» SUPPLIED INFORMATION
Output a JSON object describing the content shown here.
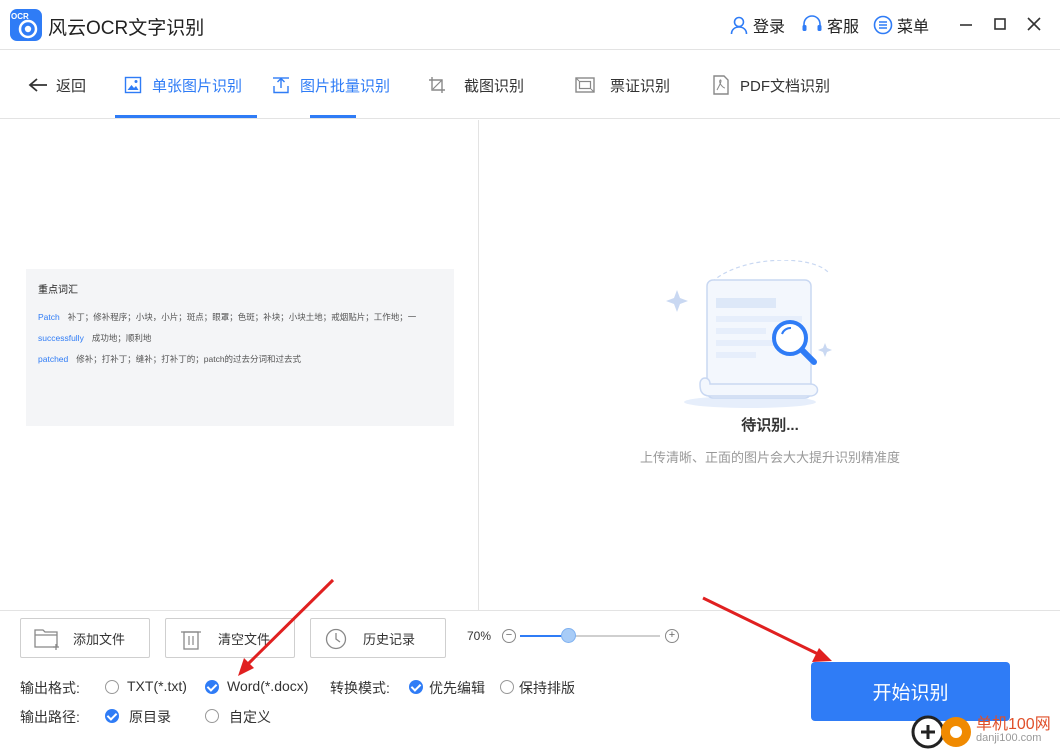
{
  "app": {
    "title": "风云OCR文字识别",
    "logo_text": "OCR"
  },
  "titlebar": {
    "login": "登录",
    "service": "客服",
    "menu": "菜单"
  },
  "nav": {
    "back": "返回",
    "tabs": [
      {
        "label": "单张图片识别",
        "active": true
      },
      {
        "label": "图片批量识别",
        "active": false
      },
      {
        "label": "截图识别",
        "active": false
      },
      {
        "label": "票证识别",
        "active": false
      },
      {
        "label": "PDF文档识别",
        "active": false
      }
    ]
  },
  "preview": {
    "title": "重点词汇",
    "rows": [
      {
        "word": "Patch",
        "meaning": "补丁；修补程序；小块，小片；斑点；眼罩；色斑；补块；小块土地；戒烟贴片；工作地；一"
      },
      {
        "word": "successfully",
        "meaning": "成功地；顺利地"
      },
      {
        "word": "patched",
        "meaning": "修补；打补丁；缝补；打补丁的；patch的过去分词和过去式"
      }
    ]
  },
  "status": {
    "title": "待识别...",
    "description": "上传清晰、正面的图片会大大提升识别精准度"
  },
  "toolbar": {
    "add_file": "添加文件",
    "clear_file": "清空文件",
    "history": "历史记录"
  },
  "zoom": {
    "label": "70%",
    "level": 0.35
  },
  "options": {
    "output_format_label": "输出格式:",
    "format_txt": "TXT(*.txt)",
    "format_word": "Word(*.docx)",
    "mode_label": "转换模式:",
    "mode_edit": "优先编辑",
    "mode_layout": "保持排版",
    "path_label": "输出路径:",
    "path_original": "原目录",
    "path_custom": "自定义"
  },
  "start_button": "开始识别",
  "watermark": {
    "brand": "单机100网",
    "url": "danji100.com"
  },
  "colors": {
    "accent": "#2f7cf6",
    "annotation_arrow": "#e02020"
  }
}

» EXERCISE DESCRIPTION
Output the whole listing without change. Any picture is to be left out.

» ANSWER FOR THIS EXERCISE
Output a JSON object describing the content shown here.
{
  "app": {
    "title": "风云OCR文字识别",
    "logo_text": "OCR"
  },
  "titlebar": {
    "login": "登录",
    "service": "客服",
    "menu": "菜单"
  },
  "nav": {
    "back": "返回",
    "tabs": [
      {
        "label": "单张图片识别",
        "active": true
      },
      {
        "label": "图片批量识别",
        "active": false
      },
      {
        "label": "截图识别",
        "active": false
      },
      {
        "label": "票证识别",
        "active": false
      },
      {
        "label": "PDF文档识别",
        "active": false
      }
    ]
  },
  "preview": {
    "title": "重点词汇",
    "rows": [
      {
        "word": "Patch",
        "meaning": "补丁；修补程序；小块，小片；斑点；眼罩；色斑；补块；小块土地；戒烟贴片；工作地；一"
      },
      {
        "word": "successfully",
        "meaning": "成功地；顺利地"
      },
      {
        "word": "patched",
        "meaning": "修补；打补丁；缝补；打补丁的；patch的过去分词和过去式"
      }
    ]
  },
  "status": {
    "title": "待识别...",
    "description": "上传清晰、正面的图片会大大提升识别精准度"
  },
  "toolbar": {
    "add_file": "添加文件",
    "clear_file": "清空文件",
    "history": "历史记录"
  },
  "zoom": {
    "label": "70%",
    "level": 0.35
  },
  "options": {
    "output_format_label": "输出格式:",
    "format_txt": "TXT(*.txt)",
    "format_word": "Word(*.docx)",
    "mode_label": "转换模式:",
    "mode_edit": "优先编辑",
    "mode_layout": "保持排版",
    "path_label": "输出路径:",
    "path_original": "原目录",
    "path_custom": "自定义"
  },
  "start_button": "开始识别",
  "watermark": {
    "brand": "单机100网",
    "url": "danji100.com"
  },
  "colors": {
    "accent": "#2f7cf6",
    "annotation_arrow": "#e02020"
  }
}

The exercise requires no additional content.